Category: open access

The expansion of open access is being driven by commercialisation, where private benefit is adopting the mantle of public value

Plan S is the latest initiative to propose that all publicly funded science should be available in open access formats from the day of first publication. However, John Holmwood argues it is important to recognise that open access is itself being promoted in the name of commercial interests, including new, for-profit disrupters but also the large publishing conglomerates capturing the production […]

The “problem” of predatory publishing remains a relatively small one and should not be allowed to defame open access

A recent investigation led by an international group of journalists raised concerns over the scale of the problem of deceptive publishing practices, with many researchers of standing and reputation found to have published in “predatory” journals. However, while the findings of this investigation garnered significant media attention, the robustness of the study itself was not subject to the same scrutiny. […]

In a globalised and networked world, what is the unique value a university can bring? Introducing Open Knowledge Institutions

Digital ubiquity has disrupted the traditional university model. The internet has shifted the balance of a tension between control and disorder in knowledge production, with many of the opportunities the web brings leading directly to many of the challenges we now need to address. Lucy Montgomery and Cameron Neylon advocate for the idea of universities as Open Knowledge Institutions, which […]

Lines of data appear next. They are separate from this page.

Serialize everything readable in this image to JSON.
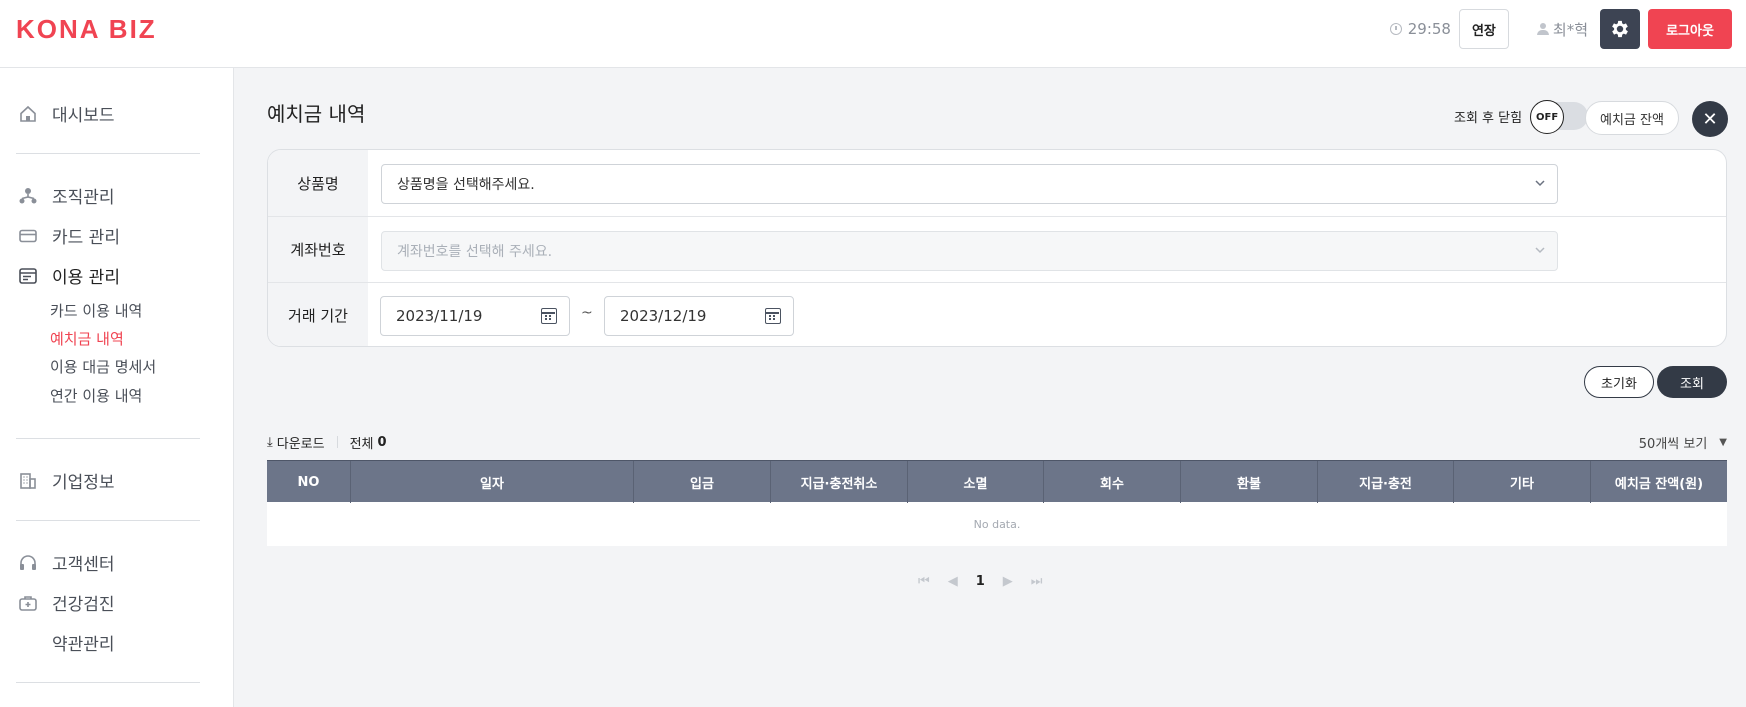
{
  "header": {
    "logo": "KONA BIZ",
    "timer": "29:58",
    "extend_label": "연장",
    "user_name": "최*혁",
    "logout_label": "로그아웃"
  },
  "sidebar": {
    "items": [
      {
        "label": "대시보드",
        "icon": "home-icon"
      },
      {
        "label": "조직관리",
        "icon": "org-chart-icon"
      },
      {
        "label": "카드 관리",
        "icon": "card-icon"
      },
      {
        "label": "이용 관리",
        "icon": "usage-icon"
      },
      {
        "label": "기업정보",
        "icon": "building-icon"
      },
      {
        "label": "고객센터",
        "icon": "headset-icon"
      },
      {
        "label": "건강검진",
        "icon": "medical-kit-icon"
      },
      {
        "label": "약관관리",
        "icon": ""
      }
    ],
    "sub_items": [
      "카드 이용 내역",
      "예치금 내역",
      "이용 대금 명세서",
      "연간 이용 내역"
    ]
  },
  "main": {
    "title": "예치금 내역",
    "close_after_search_label": "조회 후 닫힘",
    "toggle_state": "OFF",
    "balance_button": "예치금 잔액",
    "form": {
      "product_label": "상품명",
      "product_placeholder": "상품명을 선택해주세요.",
      "account_label": "계좌번호",
      "account_placeholder": "계좌번호를 선택해 주세요.",
      "period_label": "거래 기간",
      "date_from": "2023/11/19",
      "date_sep": "~",
      "date_to": "2023/12/19"
    },
    "reset_label": "초기화",
    "search_label": "조회",
    "toolbar": {
      "download_label": "다운로드",
      "total_label": "전체",
      "total_count": "0",
      "per_page": "50개씩 보기"
    },
    "table": {
      "columns": [
        "NO",
        "일자",
        "입금",
        "지급·충전취소",
        "소멸",
        "회수",
        "환불",
        "지급·충전",
        "기타",
        "예치금 잔액(원)"
      ],
      "empty_text": "No data."
    },
    "pagination": {
      "current_page": "1"
    }
  },
  "colors": {
    "brand": "#f04452",
    "dark": "#333a46",
    "table_header": "#6c7589"
  }
}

Predatory publishers threaten to consume public research funds and undermine national academic systems – the case of Brazil

An unintended consequence of the open access movement, predatory publishers have appeared in many countries, offering authors a quick and easy route to publication in exchange for a fee and usually without any apparent peer review or quality control. Using a large database of publications, Marcelo S. Perlin, Takeyoshi Imasato and Denis Borenstein analyse the extent of this problem throughout […]

How small open access monograph presses can make the most of an increasingly rich data landscape

Until relatively recently the ability to exploit new data for open access books was restricted to large publishers or content aggregators with the resources to invest in its collection, management, and analysis. However, Lucy Montgomery, Cameron Neylon, Alkim Ozaygen and Tama Leaver describe how barriers to engaging with data are falling, with open access monograph publishers now having growing access […]

Open science is all very well but how do you make it FAIR in practice?

Open science is about increasing the reuse of research, and making sure that publicly funded research is accessible to all. Key to achieving this is adhering to FAIR principles: ensuring the findings and data behind research results are findable, accessible, interoperable, and reusable. Rachel Bruce and Bas Cordewener share findings from a recent report which takes stock of how far […]

A variety of strategies and funding approaches are required to accelerate the transition to open access. But in all, authors are key

More than two decades of work towards liberating scholarly publishing from paywalled constraints has left many within the scholarly community exploring ways to accelerate the transition to open access. Not all institutions or author communities will agree upon which strategies or funding approaches to undertake, and nor do they need to. But whichever strategy is pursued, having university faculty lead […]

Funder open access platforms – a welcome innovation?

Funding organisations commissioning their own open access publishing platforms is a relatively recent development in the OA environment, with the European Commission following the Wellcome Trust and the Gates Foundation in financing such an initiative. But in what ways, for better or worse, do these new platforms disrupt or complement the scholarly communications landscape? Tony Ross-Hellauer, Birgit Schmidt and Bianca […]

Introducing the Free Journal Network – community-controlled open access publishing

Discontent with the scholarly publishing industry continues to grow, as the prevailing subscription model appears increasingly unsustainable and open access big deals, one mooted alternative, unlikely to lead to optimal outcomes either. The Free Journal Network was established earlier this year in order to nurture and promote journals that are free to both authors and readers, and run according to […]

Don’t let publication be the end of the story – transforming research into an illustrated abstract

Publishing research that can be accessed as widely as possible is clearly crucial, but ensuring that research is accessible to similarly large groups of people is an altogether different challenge. The CC BY license, required by many funders when publishing open access, permits users to transform and build upon the licensed content, creating something new and original. Lucy Lambe explains […]